● **WORK ITEM**
Whenever "資金帳戶" appears in a line, please copy that line from the data.

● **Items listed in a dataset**
━━━━━━━━━━
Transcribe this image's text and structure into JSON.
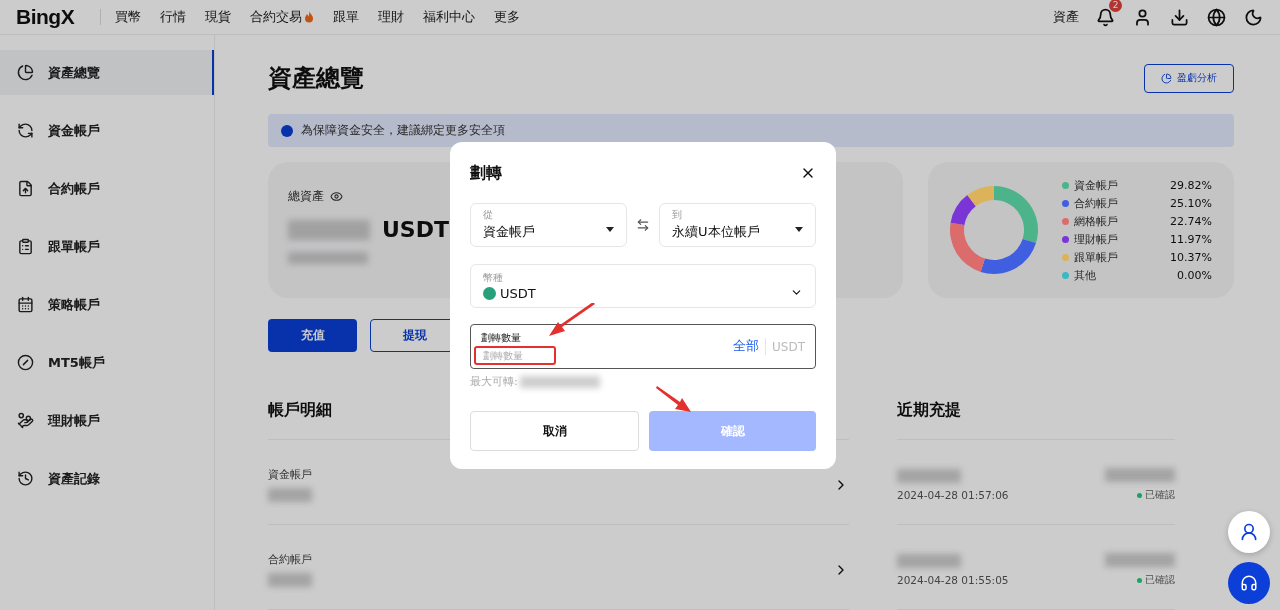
{
  "header": {
    "logo": "BingX",
    "nav": [
      {
        "label": "買幣"
      },
      {
        "label": "行情"
      },
      {
        "label": "現貨"
      },
      {
        "label": "合約交易",
        "hot": true
      },
      {
        "label": "跟單"
      },
      {
        "label": "理財"
      },
      {
        "label": "福利中心"
      },
      {
        "label": "更多"
      }
    ],
    "assets_link": "資產",
    "notification_count": "2"
  },
  "sidebar": {
    "items": [
      {
        "label": "資產總覽",
        "selected": true
      },
      {
        "label": "資金帳戶",
        "selected": false
      },
      {
        "label": "合約帳戶",
        "selected": false
      },
      {
        "label": "跟單帳戶",
        "selected": false
      },
      {
        "label": "策略帳戶",
        "selected": false
      },
      {
        "label": "MT5帳戶",
        "selected": false
      },
      {
        "label": "理財帳戶",
        "selected": false
      },
      {
        "label": "資產記錄",
        "selected": false
      }
    ]
  },
  "page": {
    "title": "資產總覽",
    "pnl_button": "盈虧分析",
    "banner": "為保障資金安全，建議綁定更多安全項"
  },
  "balance": {
    "label": "總資產",
    "currency": "USDT",
    "actions": [
      "充值",
      "提現"
    ]
  },
  "distribution": {
    "chart_data": {
      "type": "donut",
      "categories": [
        "資金帳戶",
        "合約帳戶",
        "網格帳戶",
        "理財帳戶",
        "跟單帳戶",
        "其他"
      ],
      "values": [
        29.82,
        25.1,
        22.74,
        11.97,
        10.37,
        0
      ]
    },
    "legend": [
      {
        "value": "29.82%",
        "color": "#4db38a"
      },
      {
        "value": "25.10%",
        "color": "#3f5fe0"
      },
      {
        "value": "22.74%",
        "color": "#dc6b6b"
      },
      {
        "value": "11.97%",
        "color": "#7b35d6"
      },
      {
        "value": "10.37%",
        "color": "#dcb35a"
      },
      {
        "value": "0.00%",
        "color": "#3ab8c4"
      }
    ]
  },
  "accounts": {
    "title": "帳戶明細",
    "rows": [
      {
        "name": "資金帳戶"
      },
      {
        "name": "合約帳戶"
      }
    ]
  },
  "recent": {
    "title": "近期充提",
    "rows": [
      {
        "time": "2024-04-28 01:57:06",
        "status": "已確認"
      },
      {
        "time": "2024-04-28 01:55:05",
        "status": "已確認"
      }
    ]
  },
  "modal": {
    "title": "劃轉",
    "from": {
      "label": "從",
      "value": "資金帳戶"
    },
    "to": {
      "label": "到",
      "value": "永續U本位帳戶"
    },
    "coin": {
      "label": "幣種",
      "value": "USDT"
    },
    "amount": {
      "label": "劃轉數量",
      "placeholder": "劃轉數量",
      "all": "全部",
      "unit": "USDT"
    },
    "max_label": "最大可轉:",
    "cancel": "取消",
    "confirm": {
      "label": "確認",
      "disabled": true
    }
  }
}
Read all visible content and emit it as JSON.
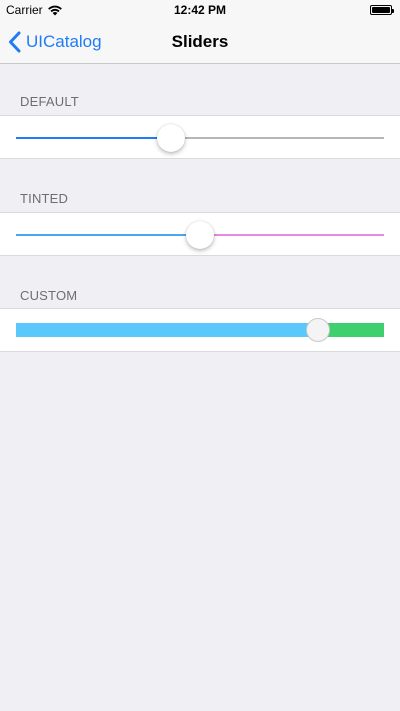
{
  "status_bar": {
    "carrier": "Carrier",
    "time": "12:42 PM",
    "icons": [
      "wifi-icon",
      "battery-icon"
    ]
  },
  "nav": {
    "back_label": "UICatalog",
    "title": "Sliders",
    "back_icon": "chevron-left-icon",
    "accent_color": "#1f7cf6"
  },
  "sections": [
    {
      "header": "DEFAULT",
      "slider": {
        "value": 0.42,
        "min_color": "#1f7cf6",
        "max_color": "#b6b6b6"
      }
    },
    {
      "header": "TINTED",
      "slider": {
        "value": 0.5,
        "min_color": "#4aa7ee",
        "max_color": "#e58be1"
      }
    },
    {
      "header": "CUSTOM",
      "slider": {
        "value": 0.82,
        "min_color": "#5ac8fa",
        "max_color": "#3ecf6e"
      }
    }
  ]
}
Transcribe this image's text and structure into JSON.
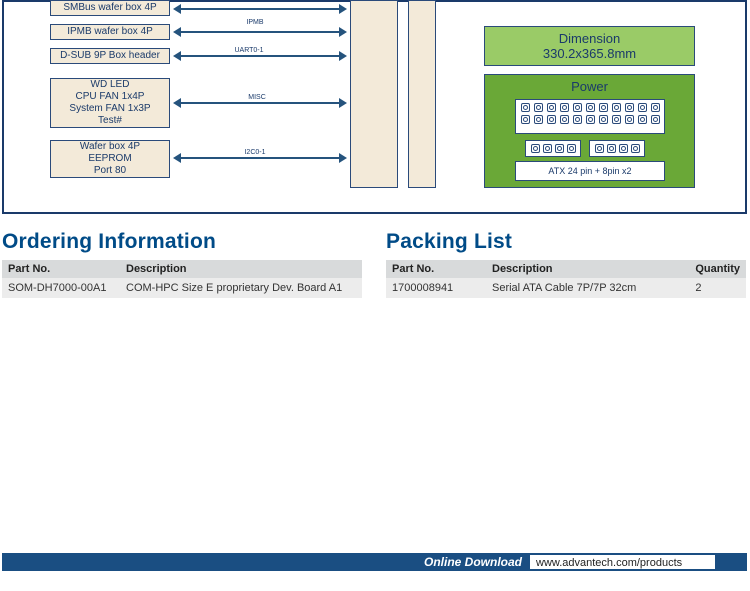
{
  "diagram": {
    "left_boxes": [
      {
        "id": "smbus",
        "label": "SMBus wafer box 4P"
      },
      {
        "id": "ipmb",
        "label": "IPMB wafer box 4P"
      },
      {
        "id": "dsub",
        "label": "D-SUB 9P Box header"
      },
      {
        "id": "group1",
        "lines": [
          "WD LED",
          "CPU FAN 1x4P",
          "System FAN 1x3P",
          "Test#"
        ]
      },
      {
        "id": "group2",
        "lines": [
          "Wafer box 4P",
          "EEPROM",
          "Port 80"
        ]
      }
    ],
    "arrow_labels": {
      "ipmb": "IPMB",
      "uart": "UART0-1",
      "misc": "MISC",
      "i2c": "I2C0-1"
    },
    "right_panels": {
      "dimension_title": "Dimension",
      "dimension_value": "330.2x365.8mm",
      "power_title": "Power",
      "power_label": "ATX 24 pin + 8pin x2"
    }
  },
  "ordering": {
    "heading": "Ordering Information",
    "cols": {
      "partno": "Part No.",
      "desc": "Description"
    },
    "rows": [
      {
        "partno": "SOM-DH7000-00A1",
        "desc": "COM-HPC Size E proprietary Dev. Board A1"
      }
    ]
  },
  "packing": {
    "heading": "Packing List",
    "cols": {
      "partno": "Part No.",
      "desc": "Description",
      "qty": "Quantity"
    },
    "rows": [
      {
        "partno": "1700008941",
        "desc": "Serial ATA Cable 7P/7P 32cm",
        "qty": "2"
      }
    ]
  },
  "footer": {
    "download": "Online Download",
    "url": "www.advantech.com/products"
  }
}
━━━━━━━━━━
● **SOLUTION FOR THIS EXERCISE**
        "label": "資金帳戶",
        "資金帳戶",
        "name": "資金帳戶"
      "value": "資金帳戶"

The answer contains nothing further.